** Opening Source material block **

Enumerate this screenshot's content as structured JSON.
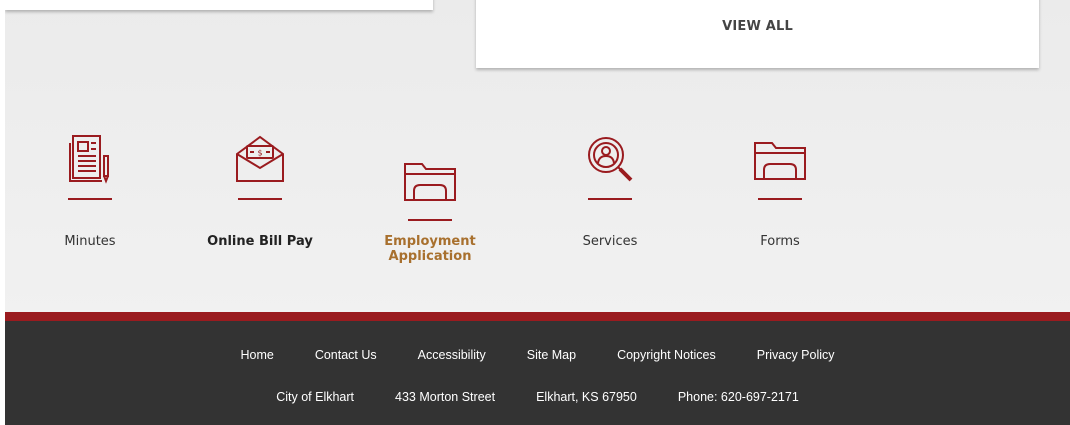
{
  "top": {
    "view_all": "VIEW ALL"
  },
  "quick_links": [
    {
      "label": "Minutes",
      "icon": "newspaper-icon"
    },
    {
      "label": "Online Bill Pay",
      "icon": "money-envelope-icon"
    },
    {
      "label": "Employment Application",
      "icon": "folder-icon"
    },
    {
      "label": "Services",
      "icon": "search-person-icon"
    },
    {
      "label": "Forms",
      "icon": "folder-icon"
    }
  ],
  "footer": {
    "links": [
      "Home",
      "Contact Us",
      "Accessibility",
      "Site Map",
      "Copyright Notices",
      "Privacy Policy"
    ],
    "info": {
      "name": "City of Elkhart",
      "address": "433 Morton Street",
      "city": "Elkhart, KS 67950",
      "phone": "Phone: 620-697-2171"
    }
  },
  "colors": {
    "accent_red": "#9a1b1f",
    "active_link": "#a8702e",
    "footer_bg": "#333333"
  }
}
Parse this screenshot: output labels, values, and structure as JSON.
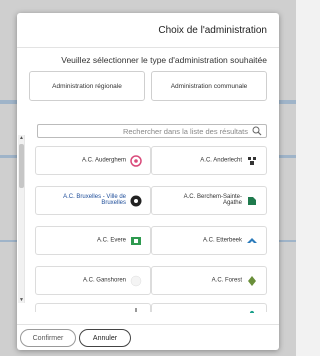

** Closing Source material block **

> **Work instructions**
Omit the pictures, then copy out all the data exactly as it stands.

> **Answer to the exercise**
Enumerate this screenshot's content as structured JSON.
{
  "top": {
    "view_all": "VIEW ALL"
  },
  "quick_links": [
    {
      "label": "Minutes",
      "icon": "newspaper-icon"
    },
    {
      "label": "Online Bill Pay",
      "icon": "money-envelope-icon"
    },
    {
      "label": "Employment Application",
      "icon": "folder-icon"
    },
    {
      "label": "Services",
      "icon": "search-person-icon"
    },
    {
      "label": "Forms",
      "icon": "folder-icon"
    }
  ],
  "footer": {
    "links": [
      "Home",
      "Contact Us",
      "Accessibility",
      "Site Map",
      "Copyright Notices",
      "Privacy Policy"
    ],
    "info": {
      "name": "City of Elkhart",
      "address": "433 Morton Street",
      "city": "Elkhart, KS 67950",
      "phone": "Phone: 620-697-2171"
    }
  },
  "colors": {
    "accent_red": "#9a1b1f",
    "active_link": "#a8702e",
    "footer_bg": "#333333"
  }
}
Parse this screenshot: output labels, values, and structure as JSON.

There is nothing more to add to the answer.